Collected data entries:
______

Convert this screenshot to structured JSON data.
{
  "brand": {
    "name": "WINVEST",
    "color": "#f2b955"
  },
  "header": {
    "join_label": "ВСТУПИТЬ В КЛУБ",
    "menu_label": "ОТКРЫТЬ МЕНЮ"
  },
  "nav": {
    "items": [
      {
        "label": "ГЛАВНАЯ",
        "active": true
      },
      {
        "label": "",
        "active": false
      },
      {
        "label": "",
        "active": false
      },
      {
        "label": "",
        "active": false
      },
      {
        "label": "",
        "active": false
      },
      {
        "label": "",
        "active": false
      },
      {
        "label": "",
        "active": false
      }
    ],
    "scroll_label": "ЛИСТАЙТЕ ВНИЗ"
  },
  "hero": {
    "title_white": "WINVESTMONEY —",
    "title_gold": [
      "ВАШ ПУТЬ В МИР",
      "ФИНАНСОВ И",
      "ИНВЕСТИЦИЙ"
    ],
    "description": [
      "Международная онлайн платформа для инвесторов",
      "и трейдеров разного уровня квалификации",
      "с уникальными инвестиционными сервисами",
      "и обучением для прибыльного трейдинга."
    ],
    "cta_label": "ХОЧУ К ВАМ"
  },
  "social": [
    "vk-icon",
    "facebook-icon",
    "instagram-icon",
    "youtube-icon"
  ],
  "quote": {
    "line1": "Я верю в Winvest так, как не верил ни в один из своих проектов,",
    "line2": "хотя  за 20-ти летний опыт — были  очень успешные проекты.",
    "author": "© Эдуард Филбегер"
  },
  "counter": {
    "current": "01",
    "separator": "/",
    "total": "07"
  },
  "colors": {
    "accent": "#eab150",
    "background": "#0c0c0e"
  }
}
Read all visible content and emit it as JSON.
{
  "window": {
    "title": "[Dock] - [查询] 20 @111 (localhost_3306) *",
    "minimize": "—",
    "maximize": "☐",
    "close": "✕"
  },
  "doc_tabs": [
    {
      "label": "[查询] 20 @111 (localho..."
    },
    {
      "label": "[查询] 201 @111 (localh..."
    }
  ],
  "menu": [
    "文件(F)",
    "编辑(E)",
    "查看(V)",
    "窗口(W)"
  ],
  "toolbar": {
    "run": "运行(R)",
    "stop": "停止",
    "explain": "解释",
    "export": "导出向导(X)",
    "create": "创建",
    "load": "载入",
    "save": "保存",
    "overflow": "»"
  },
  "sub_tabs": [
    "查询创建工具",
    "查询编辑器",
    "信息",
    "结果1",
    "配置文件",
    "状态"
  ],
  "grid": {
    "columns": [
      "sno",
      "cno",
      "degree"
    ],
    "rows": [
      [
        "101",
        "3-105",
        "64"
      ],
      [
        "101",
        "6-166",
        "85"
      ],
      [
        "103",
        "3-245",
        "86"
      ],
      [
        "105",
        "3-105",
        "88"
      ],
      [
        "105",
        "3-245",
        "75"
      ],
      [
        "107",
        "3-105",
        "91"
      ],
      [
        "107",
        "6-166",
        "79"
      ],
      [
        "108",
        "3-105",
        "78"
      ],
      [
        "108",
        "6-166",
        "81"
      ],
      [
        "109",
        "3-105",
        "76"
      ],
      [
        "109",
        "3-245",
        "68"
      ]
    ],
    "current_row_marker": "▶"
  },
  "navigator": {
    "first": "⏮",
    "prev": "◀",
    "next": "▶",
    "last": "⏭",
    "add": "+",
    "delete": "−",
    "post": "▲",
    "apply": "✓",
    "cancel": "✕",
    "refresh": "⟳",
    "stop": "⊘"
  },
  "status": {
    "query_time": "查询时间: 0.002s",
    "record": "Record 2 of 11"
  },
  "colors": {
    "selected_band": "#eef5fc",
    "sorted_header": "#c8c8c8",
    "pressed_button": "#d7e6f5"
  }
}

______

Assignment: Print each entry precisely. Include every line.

Output of the exercise:
Convert this screenshot to structured JSON data.
{
  "brand": {
    "name": "WINVEST",
    "color": "#f2b955"
  },
  "header": {
    "join_label": "ВСТУПИТЬ В КЛУБ",
    "menu_label": "ОТКРЫТЬ МЕНЮ"
  },
  "nav": {
    "items": [
      {
        "label": "ГЛАВНАЯ",
        "active": true
      },
      {
        "label": "",
        "active": false
      },
      {
        "label": "",
        "active": false
      },
      {
        "label": "",
        "active": false
      },
      {
        "label": "",
        "active": false
      },
      {
        "label": "",
        "active": false
      },
      {
        "label": "",
        "active": false
      }
    ],
    "scroll_label": "ЛИСТАЙТЕ ВНИЗ"
  },
  "hero": {
    "title_white": "WINVESTMONEY —",
    "title_gold": [
      "ВАШ ПУТЬ В МИР",
      "ФИНАНСОВ И",
      "ИНВЕСТИЦИЙ"
    ],
    "description": [
      "Международная онлайн платформа для инвесторов",
      "и трейдеров разного уровня квалификации",
      "с уникальными инвестиционными сервисами",
      "и обучением для прибыльного трейдинга."
    ],
    "cta_label": "ХОЧУ К ВАМ"
  },
  "social": [
    "vk-icon",
    "facebook-icon",
    "instagram-icon",
    "youtube-icon"
  ],
  "quote": {
    "line1": "Я верю в Winvest так, как не верил ни в один из своих проектов,",
    "line2": "хотя  за 20-ти летний опыт — были  очень успешные проекты.",
    "author": "© Эдуард Филбегер"
  },
  "counter": {
    "current": "01",
    "separator": "/",
    "total": "07"
  },
  "colors": {
    "accent": "#eab150",
    "background": "#0c0c0e"
  }
}
Read all visible content and emit it as JSON.
{
  "window": {
    "title": "[Dock] - [查询] 20 @111 (localhost_3306) *",
    "minimize": "—",
    "maximize": "☐",
    "close": "✕"
  },
  "doc_tabs": [
    {
      "label": "[查询] 20 @111 (localho..."
    },
    {
      "label": "[查询] 201 @111 (localh..."
    }
  ],
  "menu": [
    "文件(F)",
    "编辑(E)",
    "查看(V)",
    "窗口(W)"
  ],
  "toolbar": {
    "run": "运行(R)",
    "stop": "停止",
    "explain": "解释",
    "export": "导出向导(X)",
    "create": "创建",
    "load": "载入",
    "save": "保存",
    "overflow": "»"
  },
  "sub_tabs": [
    "查询创建工具",
    "查询编辑器",
    "信息",
    "结果1",
    "配置文件",
    "状态"
  ],
  "grid": {
    "columns": [
      "sno",
      "cno",
      "degree"
    ],
    "rows": [
      [
        "101",
        "3-105",
        "64"
      ],
      [
        "101",
        "6-166",
        "85"
      ],
      [
        "103",
        "3-245",
        "86"
      ],
      [
        "105",
        "3-105",
        "88"
      ],
      [
        "105",
        "3-245",
        "75"
      ],
      [
        "107",
        "3-105",
        "91"
      ],
      [
        "107",
        "6-166",
        "79"
      ],
      [
        "108",
        "3-105",
        "78"
      ],
      [
        "108",
        "6-166",
        "81"
      ],
      [
        "109",
        "3-105",
        "76"
      ],
      [
        "109",
        "3-245",
        "68"
      ]
    ],
    "current_row_marker": "▶"
  },
  "navigator": {
    "first": "⏮",
    "prev": "◀",
    "next": "▶",
    "last": "⏭",
    "add": "+",
    "delete": "−",
    "post": "▲",
    "apply": "✓",
    "cancel": "✕",
    "refresh": "⟳",
    "stop": "⊘"
  },
  "status": {
    "query_time": "查询时间: 0.002s",
    "record": "Record 2 of 11"
  },
  "colors": {
    "selected_band": "#eef5fc",
    "sorted_header": "#c8c8c8",
    "pressed_button": "#d7e6f5"
  }
}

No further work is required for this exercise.